EXERCISE ▸
Without the images, set down each entry exactly.

App and web page records:

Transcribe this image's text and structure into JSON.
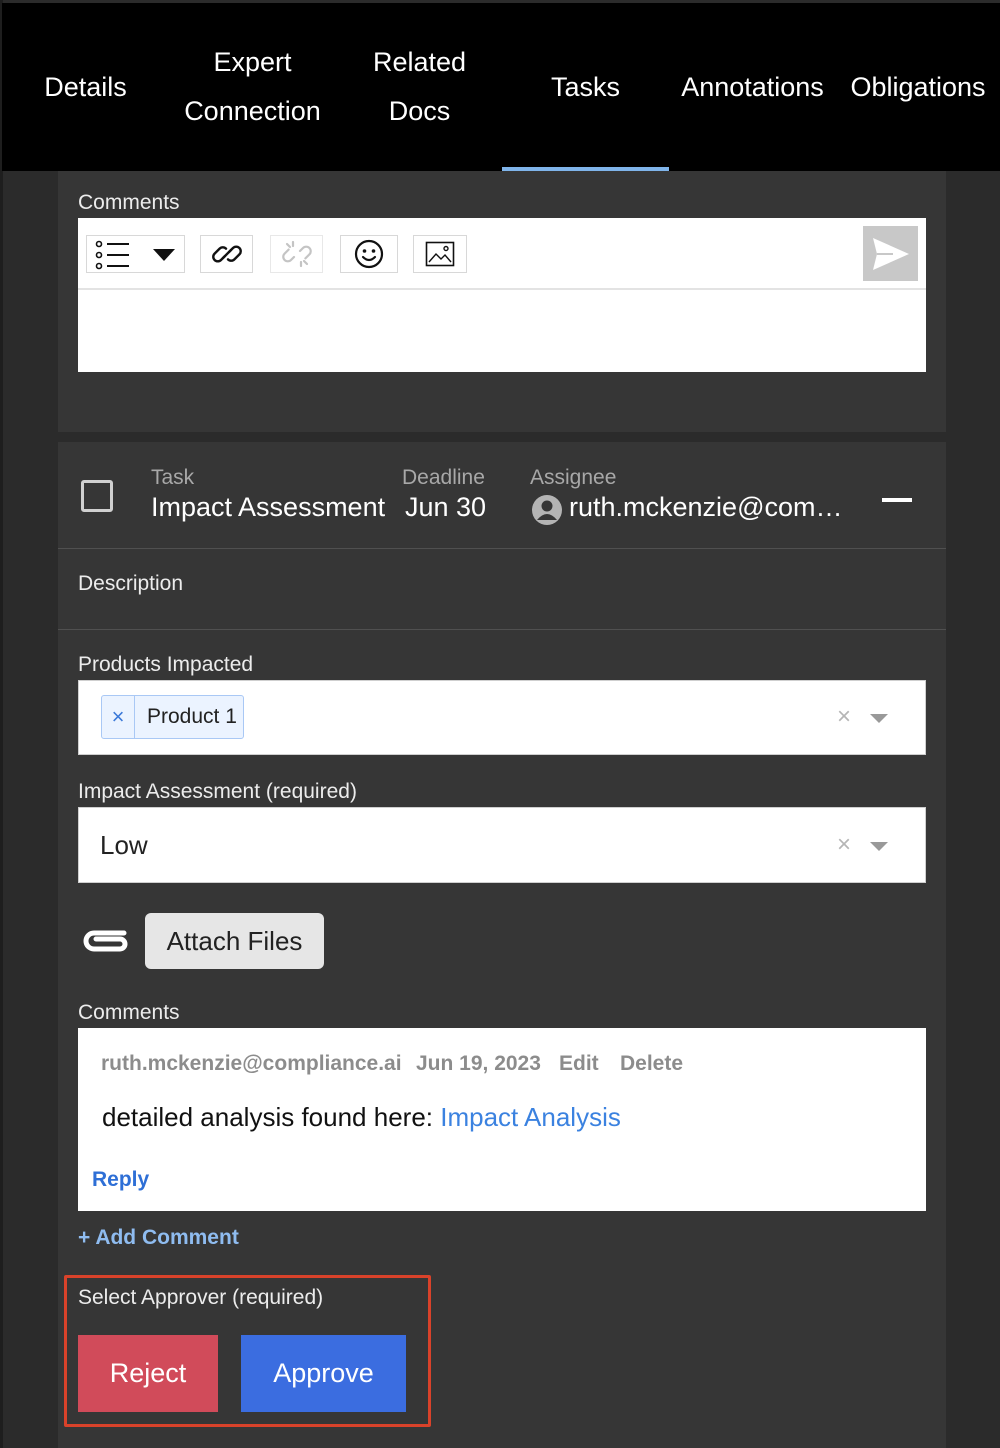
{
  "tabs": [
    {
      "line1": "Details",
      "line2": ""
    },
    {
      "line1": "Expert",
      "line2": "Connection"
    },
    {
      "line1": "Related",
      "line2": "Docs"
    },
    {
      "line1": "Tasks",
      "line2": ""
    },
    {
      "line1": "Annotations",
      "line2": ""
    },
    {
      "line1": "Obligations",
      "line2": ""
    }
  ],
  "active_tab": "Tasks",
  "top_comments": {
    "label": "Comments",
    "toolbar_icons": [
      "list-icon",
      "chevron-down-icon",
      "link-icon",
      "unlink-icon",
      "emoji-icon",
      "image-icon"
    ],
    "send_icon": "send-icon"
  },
  "task": {
    "col_task_label": "Task",
    "col_task_value": "Impact Assessment",
    "col_deadline_label": "Deadline",
    "col_deadline_value": "Jun 30",
    "col_assignee_label": "Assignee",
    "col_assignee_value": "ruth.mckenzie@com…",
    "description_label": "Description"
  },
  "products": {
    "label": "Products Impacted",
    "chip": "Product 1",
    "chip_remove": "×",
    "clear": "×"
  },
  "impact": {
    "label": "Impact Assessment (required)",
    "value": "Low",
    "clear": "×"
  },
  "attach": {
    "label": "Attach Files"
  },
  "comments": {
    "label": "Comments",
    "author": "ruth.mckenzie@compliance.ai",
    "date": "Jun 19, 2023",
    "edit": "Edit",
    "delete": "Delete",
    "text": "detailed analysis found here: ",
    "link_text": "Impact Analysis",
    "reply": "Reply",
    "add_comment": "+ Add Comment"
  },
  "approver": {
    "label": "Select Approver (required)",
    "reject": "Reject",
    "approve": "Approve"
  },
  "colors": {
    "tab_active": "#7fb4ea",
    "reject": "#d14b5a",
    "approve": "#3b6de0",
    "highlight_border": "#d9422a",
    "link": "#3b82e0"
  }
}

ANSWER SECTION ▸
Transcribe this image's text and structure into JSON.
{
  "tabs": [
    {
      "line1": "Details",
      "line2": ""
    },
    {
      "line1": "Expert",
      "line2": "Connection"
    },
    {
      "line1": "Related",
      "line2": "Docs"
    },
    {
      "line1": "Tasks",
      "line2": ""
    },
    {
      "line1": "Annotations",
      "line2": ""
    },
    {
      "line1": "Obligations",
      "line2": ""
    }
  ],
  "active_tab": "Tasks",
  "top_comments": {
    "label": "Comments",
    "toolbar_icons": [
      "list-icon",
      "chevron-down-icon",
      "link-icon",
      "unlink-icon",
      "emoji-icon",
      "image-icon"
    ],
    "send_icon": "send-icon"
  },
  "task": {
    "col_task_label": "Task",
    "col_task_value": "Impact Assessment",
    "col_deadline_label": "Deadline",
    "col_deadline_value": "Jun 30",
    "col_assignee_label": "Assignee",
    "col_assignee_value": "ruth.mckenzie@com…",
    "description_label": "Description"
  },
  "products": {
    "label": "Products Impacted",
    "chip": "Product 1",
    "chip_remove": "×",
    "clear": "×"
  },
  "impact": {
    "label": "Impact Assessment (required)",
    "value": "Low",
    "clear": "×"
  },
  "attach": {
    "label": "Attach Files"
  },
  "comments": {
    "label": "Comments",
    "author": "ruth.mckenzie@compliance.ai",
    "date": "Jun 19, 2023",
    "edit": "Edit",
    "delete": "Delete",
    "text": "detailed analysis found here: ",
    "link_text": "Impact Analysis",
    "reply": "Reply",
    "add_comment": "+ Add Comment"
  },
  "approver": {
    "label": "Select Approver (required)",
    "reject": "Reject",
    "approve": "Approve"
  },
  "colors": {
    "tab_active": "#7fb4ea",
    "reject": "#d14b5a",
    "approve": "#3b6de0",
    "highlight_border": "#d9422a",
    "link": "#3b82e0"
  }
}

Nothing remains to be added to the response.